Friday, August 10, 2007

Subprime hits commercial paper

Commercial paper, the assets that are used to back a wide variety of financial instruments have hit their highest rates since 2001.

This is a great example of panic in the marketplace: investors are demanding higher yields on commercial paper because some of them contain mortgages. Note the word "some" -- commercial paper is used to back everything from auto loans to insurance underwriting as well as small business loans. But because of the subprime crisis, the general trend right now is towards an evaporation of lending capital.

Investors can't sit on the sidelines forever -- pension funds aren't going to meet their obligations by putting a few billion dollars in money markets and interest-bearing checking accounts. To ease this liquidity crunch, we're seeing moves by a wide variety of central banks to put money into the system. At my last count, the European Union, the Australians, the South Koreans, and others are making what are more or less emergency loans.

What does this mean for you as a business owner? Expect the costs of doing business to go up, for one thing. If you've been thinking of getting a line of credit or a business loan, act now to lock it down, because the deal on the table today may very well not be there tomorrow.

Thursday, August 9, 2007

It's hard out there for a sub-prime lender

Some people are wondering if the worst of the sub-prime storm has passed us by. Maybe. Here's the bad news... if the worst of the storm has gone by, there's still plenty of storm to come.

Check out this slideshow from Business Week. California foreclosures are up 286% from last year.

In other words, the big money is running away from the home loan business. That means lenders are dying off, and in turn, that means many buyers are having a hard time buying.

Bad news for the credit challenged buyer, and bad news for a seller. But it could be great news for you.

If you've got the nerve to buy when prices are low, now's the chance. Between desperate sellers and rising foreclosure rates, this could be one of the best times ever to buy investment properties. That's not a game for everyone -- but if you have some money to put down and if you have strong credit, you're not going to find a better time to scoop up some bargains.

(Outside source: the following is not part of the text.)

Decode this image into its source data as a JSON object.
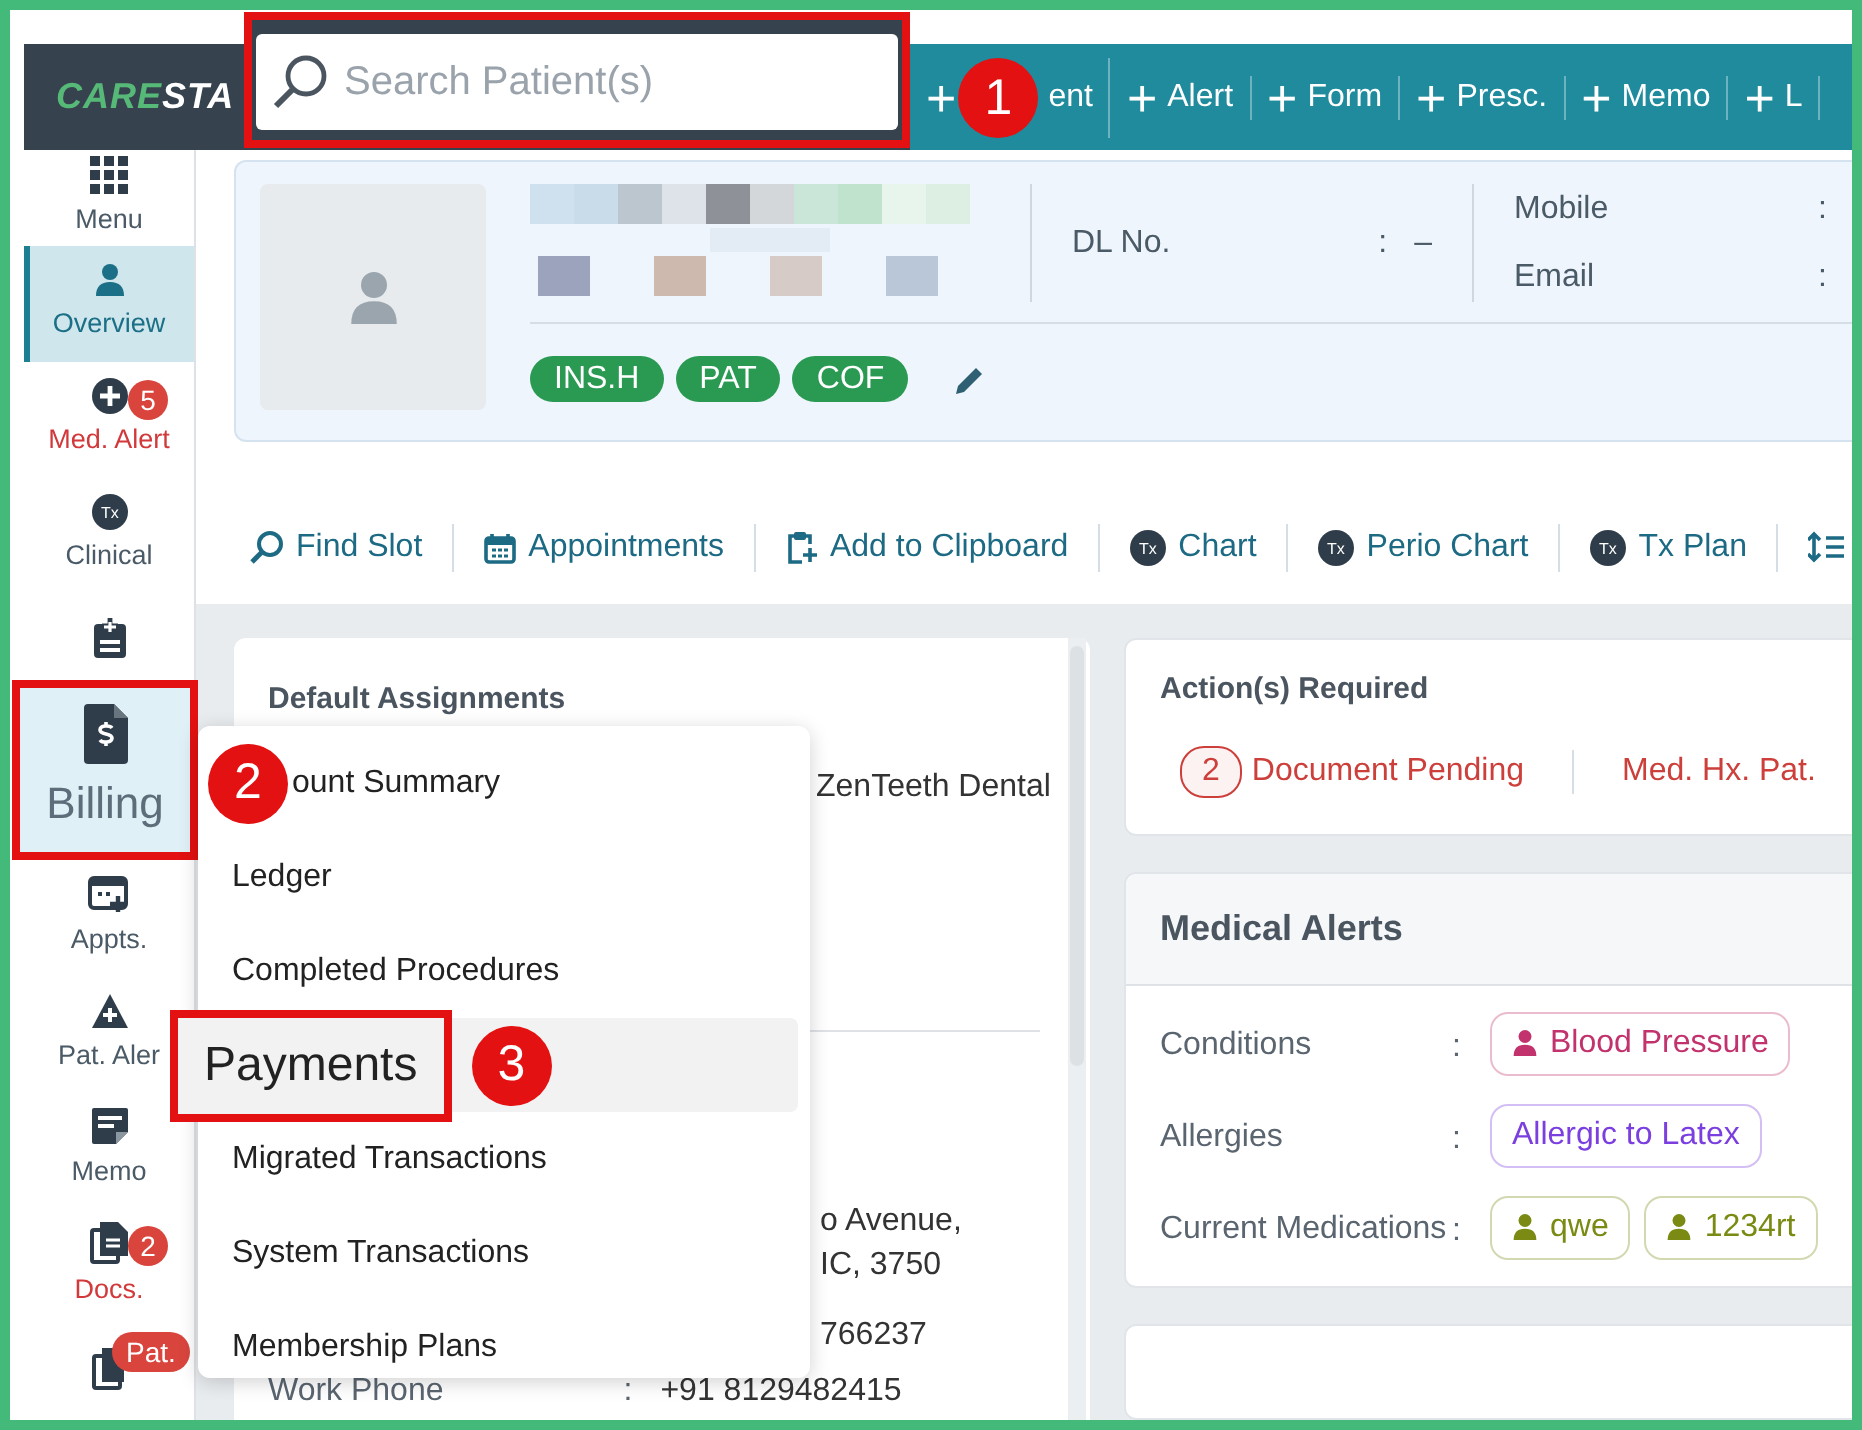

TIP: Be particularly on the lookout for single-family houses or duplexes. Fourplexes are riskier loans to lender, and they carry a correspondingly higher price.

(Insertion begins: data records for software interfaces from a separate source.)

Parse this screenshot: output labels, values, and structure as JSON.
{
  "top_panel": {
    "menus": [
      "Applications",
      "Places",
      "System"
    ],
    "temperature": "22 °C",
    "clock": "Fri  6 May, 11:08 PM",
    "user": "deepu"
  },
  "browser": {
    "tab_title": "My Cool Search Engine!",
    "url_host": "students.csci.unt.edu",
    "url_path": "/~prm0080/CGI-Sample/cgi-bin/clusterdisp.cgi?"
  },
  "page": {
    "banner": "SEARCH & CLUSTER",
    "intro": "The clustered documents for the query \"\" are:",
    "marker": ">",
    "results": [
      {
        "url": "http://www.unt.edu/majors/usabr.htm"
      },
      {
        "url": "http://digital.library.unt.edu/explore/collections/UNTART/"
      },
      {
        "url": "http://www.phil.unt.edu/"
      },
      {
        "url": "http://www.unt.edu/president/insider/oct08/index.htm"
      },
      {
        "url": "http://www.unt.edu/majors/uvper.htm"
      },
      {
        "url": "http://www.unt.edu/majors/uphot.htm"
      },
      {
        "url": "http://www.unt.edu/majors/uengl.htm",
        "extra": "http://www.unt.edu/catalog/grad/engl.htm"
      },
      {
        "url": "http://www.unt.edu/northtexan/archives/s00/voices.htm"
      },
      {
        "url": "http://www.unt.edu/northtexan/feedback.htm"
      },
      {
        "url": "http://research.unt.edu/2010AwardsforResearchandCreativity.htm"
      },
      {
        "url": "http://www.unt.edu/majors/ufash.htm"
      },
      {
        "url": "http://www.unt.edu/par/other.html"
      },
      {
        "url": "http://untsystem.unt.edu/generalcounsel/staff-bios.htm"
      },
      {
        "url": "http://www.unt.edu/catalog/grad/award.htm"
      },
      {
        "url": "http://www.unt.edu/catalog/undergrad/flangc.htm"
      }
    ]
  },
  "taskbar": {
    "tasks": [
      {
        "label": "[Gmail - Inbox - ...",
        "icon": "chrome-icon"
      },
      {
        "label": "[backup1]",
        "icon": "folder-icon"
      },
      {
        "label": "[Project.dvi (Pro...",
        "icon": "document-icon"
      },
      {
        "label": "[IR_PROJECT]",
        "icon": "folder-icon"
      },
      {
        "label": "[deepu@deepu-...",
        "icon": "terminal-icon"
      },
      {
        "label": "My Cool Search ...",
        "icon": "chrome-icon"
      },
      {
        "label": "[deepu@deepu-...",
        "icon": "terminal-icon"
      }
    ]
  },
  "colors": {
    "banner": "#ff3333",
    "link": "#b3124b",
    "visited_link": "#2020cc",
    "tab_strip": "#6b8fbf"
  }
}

If you'd like see if I can get you into some investment opportunities, give me a call today at 913-754-1001.


You're reading the first post for KCBizFunds. The mission of this blog is to help entrepreneurs enjoy the fruits of their labors. You'll find tips here on how to get a loan for your business, as well as tips on management, marketing, and how to enjoy yourself here in the Kansas City area during those precious off-hours!

With all of the turmoil in the lending industry, take a second right now to bookmark this blog, so that you can keep up with the changes here in our area.